Since taking office, Nwanze has overseen a significant growth in IFAD’s programme of work of 19 per cent in 2009 over the previous year, increasing the resources invested in poor rural communities. With the 67 per cent increase in resources approved by IFAD Member States for its 8th Replenishment (2010-12), Nwanze, who has led IFAD’s increased presence in the countries where it works, said the Fund will reach more people and strengthen collaboration with its additional country presence. He thanked the United Nations Development Programme for the framework agreement that facilitated the opening and administration of IFAD’s country offices.

In addition, Nwanze stated that the presence of the Food and Agriculture Organization of the United Nations (FAO) and the World Food Programme (WFP) at the Governing Council opening session is an indication of the strong ties between the Rome-based agencies.

Nwanze praised the governments of Brazil, Haiti, and the United States of America in convening the meeting where FAO, IFAD and WFP launched a task force to deliver coordinated assistance to Haiti in the aftermath of the earthquake that hit the country in January. He outlined IFAD’s actions to support Haiti’s rural areas, including focusing on food production and activities to generate income and employment. In addition, Nwanze drew attention to a side event planned during the Governing Council to explore modalities for managing Haiti’s debt to IFAD.   

Press release No.: IFAD/10/2010

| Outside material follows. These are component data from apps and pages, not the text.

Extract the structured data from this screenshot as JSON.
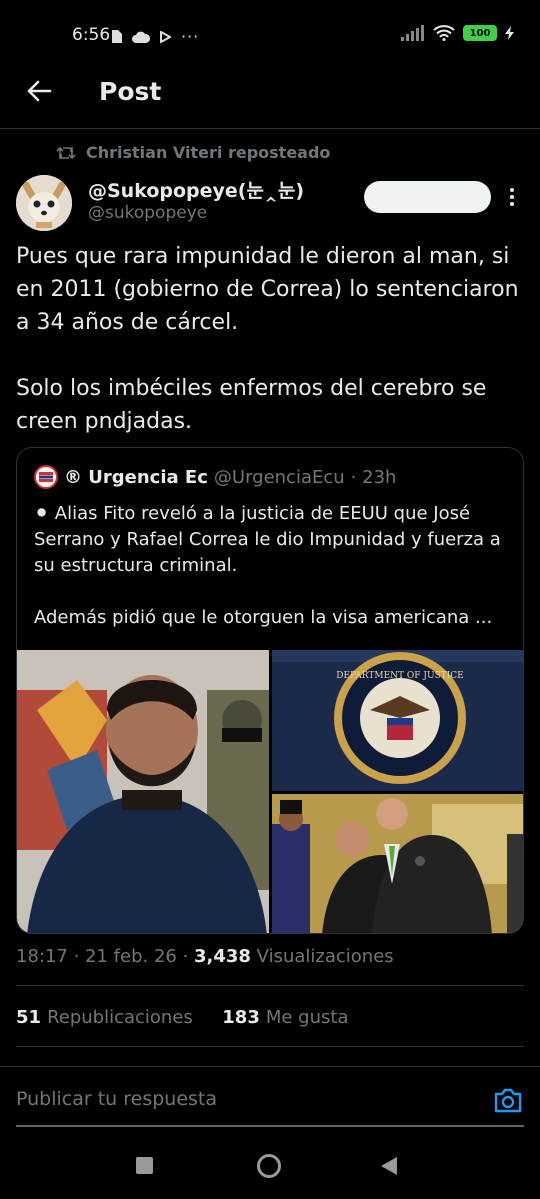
{
  "status_bar": {
    "time": "6:56",
    "battery": "100"
  },
  "header": {
    "title": "Post"
  },
  "repost": {
    "text": "Christian Viteri reposteado"
  },
  "author": {
    "display_name": "@Sukopopeye(눈‸눈)",
    "handle": "@sukopopeye"
  },
  "post": {
    "text": "Pues que rara impunidad le dieron al man, si en 2011 (gobierno de Correa) lo sentenciaron a 34 años de cárcel.\n\nSolo los imbéciles enfermos del cerebro se creen pndjadas."
  },
  "quote": {
    "name": "® Urgencia Ec",
    "handle": "@UrgenciaEcu",
    "time": "· 23h",
    "text": "⚫ Alias Fito reveló a la justicia de EEUU que José Serrano y Rafael Correa le dio Impunidad y fuerza a su estructura criminal.\n\nAdemás pidió que le otorguen la visa americana ...",
    "seal_text": "DEPARTMENT OF JUSTICE"
  },
  "meta": {
    "time_date": "18:17 · 21 feb. 26 · ",
    "views_count": "3,438",
    "views_label": " Visualizaciones"
  },
  "stats": {
    "reposts_count": "51",
    "reposts_label": "Republicaciones",
    "likes_count": "183",
    "likes_label": "Me gusta"
  },
  "reply": {
    "placeholder": "Publicar tu respuesta"
  },
  "icons": [
    "back-arrow-icon",
    "repost-icon",
    "more-icon",
    "camera-icon",
    "wifi-icon",
    "signal-icon"
  ],
  "colors": {
    "background": "#000000",
    "text": "#e7e9ea",
    "muted": "#71767b",
    "accent": "#1d9bf0",
    "battery": "#3fd04a"
  }
}
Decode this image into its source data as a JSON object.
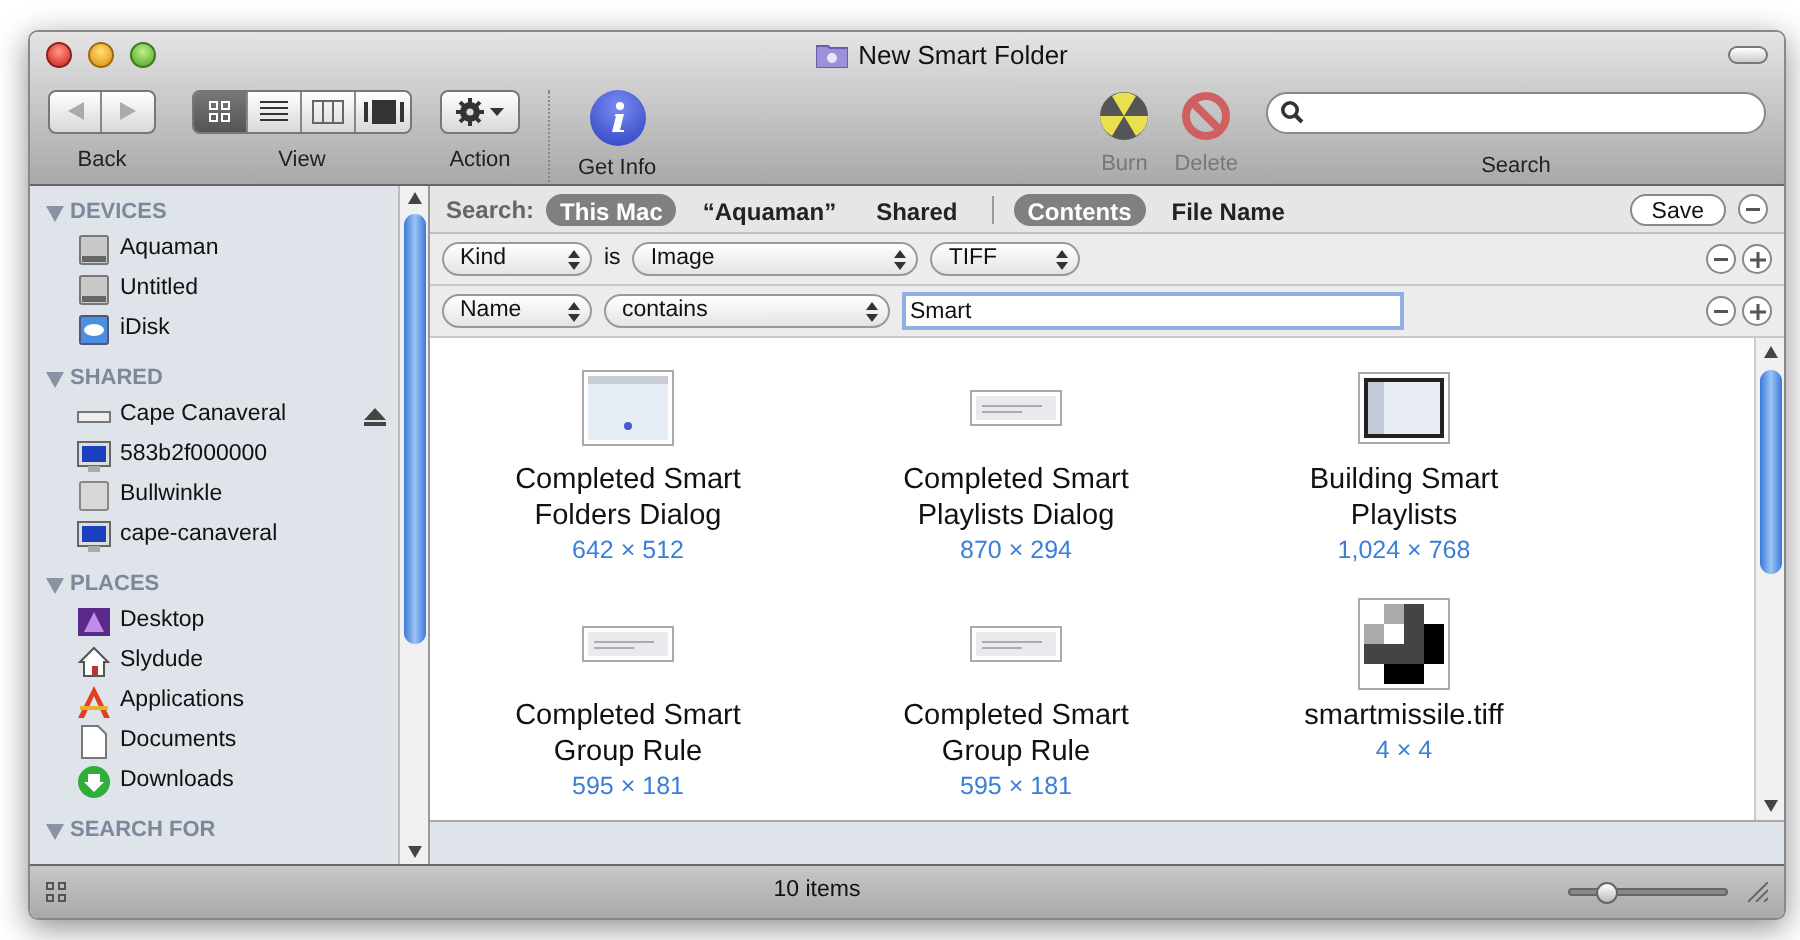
{
  "window": {
    "title": "New Smart Folder"
  },
  "toolbar": {
    "back_label": "Back",
    "view_label": "View",
    "view_modes": [
      {
        "kind": "icon",
        "selected": true
      },
      {
        "kind": "list",
        "selected": false
      },
      {
        "kind": "columns",
        "selected": false
      },
      {
        "kind": "coverflow",
        "selected": false
      }
    ],
    "action_label": "Action",
    "get_info_label": "Get Info",
    "burn_label": "Burn",
    "delete_label": "Delete",
    "search_label": "Search"
  },
  "sidebar": {
    "sections": [
      {
        "title": "DEVICES",
        "items": [
          {
            "label": "Aquaman",
            "kind": "disk"
          },
          {
            "label": "Untitled",
            "kind": "disk"
          },
          {
            "label": "iDisk",
            "kind": "idisk"
          }
        ]
      },
      {
        "title": "SHARED",
        "items": [
          {
            "label": "Cape Canaveral",
            "kind": "server",
            "eject": true
          },
          {
            "label": "583b2f000000",
            "kind": "monitor"
          },
          {
            "label": "Bullwinkle",
            "kind": "macmini"
          },
          {
            "label": "cape-canaveral",
            "kind": "monitor"
          }
        ]
      },
      {
        "title": "PLACES",
        "items": [
          {
            "label": "Desktop",
            "kind": "desktop"
          },
          {
            "label": "Slydude",
            "kind": "home"
          },
          {
            "label": "Applications",
            "kind": "apps"
          },
          {
            "label": "Documents",
            "kind": "document"
          },
          {
            "label": "Downloads",
            "kind": "download"
          }
        ]
      },
      {
        "title": "SEARCH FOR"
      }
    ]
  },
  "search_bar": {
    "label": "Search:",
    "scopes": [
      {
        "label": "This Mac",
        "selected": true
      },
      {
        "label": "“Aquaman”",
        "selected": false
      },
      {
        "label": "Shared",
        "selected": false
      }
    ],
    "fields": [
      {
        "label": "Contents",
        "selected": true
      },
      {
        "label": "File Name",
        "selected": false
      }
    ],
    "save": "Save"
  },
  "criteria": [
    {
      "parts": [
        {
          "kind": "popup",
          "value": "Kind"
        },
        {
          "kind": "text",
          "value": "is"
        },
        {
          "kind": "longpopup",
          "value": "Image"
        },
        {
          "kind": "popup",
          "value": "TIFF"
        }
      ]
    },
    {
      "parts": [
        {
          "kind": "popup",
          "value": "Name"
        },
        {
          "kind": "longpopup",
          "value": "contains"
        },
        {
          "kind": "field",
          "value": "Smart"
        }
      ]
    }
  ],
  "files": [
    {
      "name": "Completed Smart Folders Dialog",
      "size": "642 × 512",
      "kind": "tall"
    },
    {
      "name": "Completed Smart Playlists Dialog",
      "size": "870 × 294",
      "kind": "wide"
    },
    {
      "name": "Building Smart Playlists",
      "size": "1,024 × 768",
      "kind": "dark"
    },
    {
      "name": "Completed Smart Group Rule",
      "size": "595 × 181",
      "kind": "wide"
    },
    {
      "name": "Completed Smart Group Rule",
      "size": "595 × 181",
      "kind": "wide"
    },
    {
      "name": "smartmissile.tiff",
      "size": "4 × 4",
      "kind": "pixels"
    }
  ],
  "status_bar": {
    "text": "10 items",
    "zoom": {
      "level": 0.2
    }
  }
}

The International Fund for Agricultural Development (IFAD) works with poor rural people to enable them to grow and sell more food, increase their incomes and determine the direction of their own lives. Since 1978, IFAD has invested over US$11 billion in grants and low-interest loans to developing countries, empowering some 350 million people to break out of poverty. IFAD is an international financial institution and a specialized UN agency based in Rome – the UN’s food and agricultural hub. It is a unique partnership of 165 members from the Organization of the Petroleum Exporting Countries (OPEC), other developing countries and the Organisation for Economic Co-operation and Development (OECD).